I always feel uncomfortable when someone asks about my favorite food in Russia, for like the Israelites in the desert, it is not so much about what’s on the menu as the relationship with the Provider. Manna, what the Israelites ate in the desert, literally means “What is it?” But a better question than this is, “Who gave it?” For in both cases of manna and monastery food, they clearly come from heaven.

At the Divyevo trapeza, the free one offered to all pilgrims, the menu never really changes: soup, bread, tea, and that ever useful, multi-purpose, everywhere present KASHA. True confession that I have never really liked kasha, probably because of its plainness. I probably have asked the disdainful question of the Israelites about it as well, “Just what exactly is it?” In America, its humility places it on the bottom of the breakfast menu. We really only know one kind of kasha, oatmeal, and no one but a health nut ever really orders it. Yet there is something about kasha which makes Russians love it, for among other things, it is ordinary food which gives strength and endurance to pilgrims.

Food, reminds the apostle Paul, does not bring us near to God. We are no better if we do not eat, or if we do eat (I Cor. 8:8). It is rather the setting or context that can help us in our salvation. Our family has never had a meal in a monastery that did not taste delicious because of how it was consecrated by love for God and prayer. The lives of the desert fathers and the record of the deplorable things they consumed testifies that God can indeed turn stones into bread.

While we in America obsess over the right restaurant or the perfect gourmet experience, we miss the point.
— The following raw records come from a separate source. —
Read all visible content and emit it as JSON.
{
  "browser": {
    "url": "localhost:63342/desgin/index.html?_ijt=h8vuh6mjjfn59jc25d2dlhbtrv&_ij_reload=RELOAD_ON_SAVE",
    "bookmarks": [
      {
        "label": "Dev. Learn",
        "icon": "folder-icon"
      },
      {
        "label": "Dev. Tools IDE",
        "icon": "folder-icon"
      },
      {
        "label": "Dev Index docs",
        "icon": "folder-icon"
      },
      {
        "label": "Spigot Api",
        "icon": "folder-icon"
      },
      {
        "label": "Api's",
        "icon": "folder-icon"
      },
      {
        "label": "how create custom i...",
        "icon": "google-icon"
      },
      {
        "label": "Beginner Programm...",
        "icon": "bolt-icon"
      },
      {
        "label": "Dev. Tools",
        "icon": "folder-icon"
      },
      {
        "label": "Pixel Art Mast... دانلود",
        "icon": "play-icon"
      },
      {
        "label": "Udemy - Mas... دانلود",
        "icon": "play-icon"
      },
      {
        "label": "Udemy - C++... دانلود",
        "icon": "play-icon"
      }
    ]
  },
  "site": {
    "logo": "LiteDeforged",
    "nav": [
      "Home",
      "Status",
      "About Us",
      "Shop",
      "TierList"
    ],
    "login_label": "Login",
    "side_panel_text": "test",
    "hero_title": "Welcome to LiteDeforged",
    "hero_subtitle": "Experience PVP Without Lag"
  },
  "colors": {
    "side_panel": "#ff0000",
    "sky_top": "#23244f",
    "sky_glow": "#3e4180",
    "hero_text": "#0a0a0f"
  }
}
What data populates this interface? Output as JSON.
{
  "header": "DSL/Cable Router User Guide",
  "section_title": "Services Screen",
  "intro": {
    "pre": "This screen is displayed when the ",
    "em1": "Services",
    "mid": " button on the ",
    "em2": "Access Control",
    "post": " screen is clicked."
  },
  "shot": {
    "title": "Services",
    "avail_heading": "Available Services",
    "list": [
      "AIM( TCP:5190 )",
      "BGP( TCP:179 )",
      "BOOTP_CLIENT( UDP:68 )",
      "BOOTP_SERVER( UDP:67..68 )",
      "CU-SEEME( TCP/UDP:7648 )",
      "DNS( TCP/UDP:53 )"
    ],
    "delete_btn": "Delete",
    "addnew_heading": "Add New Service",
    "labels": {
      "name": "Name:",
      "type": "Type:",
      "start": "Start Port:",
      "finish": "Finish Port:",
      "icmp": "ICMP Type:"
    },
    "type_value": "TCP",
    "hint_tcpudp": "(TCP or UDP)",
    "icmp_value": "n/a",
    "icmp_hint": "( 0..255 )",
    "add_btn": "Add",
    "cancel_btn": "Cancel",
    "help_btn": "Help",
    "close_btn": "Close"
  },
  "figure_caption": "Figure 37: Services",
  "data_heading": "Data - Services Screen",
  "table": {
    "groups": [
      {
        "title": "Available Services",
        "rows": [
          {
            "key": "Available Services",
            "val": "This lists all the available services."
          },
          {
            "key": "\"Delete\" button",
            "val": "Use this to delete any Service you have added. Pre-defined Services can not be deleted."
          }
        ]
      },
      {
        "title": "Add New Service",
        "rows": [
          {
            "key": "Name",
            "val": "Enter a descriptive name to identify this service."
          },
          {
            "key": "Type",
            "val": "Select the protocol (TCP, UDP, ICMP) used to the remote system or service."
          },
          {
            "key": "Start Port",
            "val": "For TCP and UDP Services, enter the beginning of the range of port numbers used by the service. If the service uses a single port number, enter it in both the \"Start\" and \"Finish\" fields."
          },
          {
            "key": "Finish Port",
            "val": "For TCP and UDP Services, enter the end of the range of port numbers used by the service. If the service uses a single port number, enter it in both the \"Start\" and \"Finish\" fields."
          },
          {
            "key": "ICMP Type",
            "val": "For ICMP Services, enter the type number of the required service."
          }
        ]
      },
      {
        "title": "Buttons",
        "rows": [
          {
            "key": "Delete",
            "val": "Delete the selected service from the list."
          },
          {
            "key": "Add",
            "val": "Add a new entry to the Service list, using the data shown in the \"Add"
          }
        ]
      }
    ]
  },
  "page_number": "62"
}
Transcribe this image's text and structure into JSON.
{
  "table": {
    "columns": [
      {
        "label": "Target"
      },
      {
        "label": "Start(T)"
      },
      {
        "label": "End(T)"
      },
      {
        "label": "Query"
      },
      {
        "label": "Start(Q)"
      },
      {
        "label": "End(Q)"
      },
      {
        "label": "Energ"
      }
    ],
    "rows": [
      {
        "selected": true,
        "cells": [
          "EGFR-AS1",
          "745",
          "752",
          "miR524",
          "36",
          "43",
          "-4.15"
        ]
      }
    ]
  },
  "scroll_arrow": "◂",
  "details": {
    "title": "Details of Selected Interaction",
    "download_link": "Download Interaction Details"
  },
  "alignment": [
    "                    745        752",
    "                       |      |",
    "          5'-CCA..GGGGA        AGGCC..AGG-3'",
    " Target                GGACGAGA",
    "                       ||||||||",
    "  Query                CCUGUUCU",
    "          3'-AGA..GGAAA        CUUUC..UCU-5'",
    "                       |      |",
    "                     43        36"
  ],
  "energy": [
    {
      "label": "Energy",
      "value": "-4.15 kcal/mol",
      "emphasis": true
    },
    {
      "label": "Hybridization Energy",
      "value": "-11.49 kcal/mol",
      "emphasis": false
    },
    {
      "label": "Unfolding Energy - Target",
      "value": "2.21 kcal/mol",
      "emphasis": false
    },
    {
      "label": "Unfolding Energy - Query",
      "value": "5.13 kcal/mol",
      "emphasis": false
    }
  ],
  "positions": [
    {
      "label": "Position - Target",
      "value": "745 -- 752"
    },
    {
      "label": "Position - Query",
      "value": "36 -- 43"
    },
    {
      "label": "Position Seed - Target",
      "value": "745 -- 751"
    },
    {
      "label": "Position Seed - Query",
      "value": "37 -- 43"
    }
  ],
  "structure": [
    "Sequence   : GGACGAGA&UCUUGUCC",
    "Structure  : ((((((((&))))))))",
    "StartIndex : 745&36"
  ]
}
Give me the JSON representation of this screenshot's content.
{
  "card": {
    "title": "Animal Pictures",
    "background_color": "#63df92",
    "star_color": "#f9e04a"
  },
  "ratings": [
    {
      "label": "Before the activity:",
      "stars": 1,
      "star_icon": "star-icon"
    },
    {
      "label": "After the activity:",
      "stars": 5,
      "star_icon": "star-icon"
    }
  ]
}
Kasha, like the ancient Manna, directs our attention away from gourmet obsessions toward thankfulness for whatever God provides.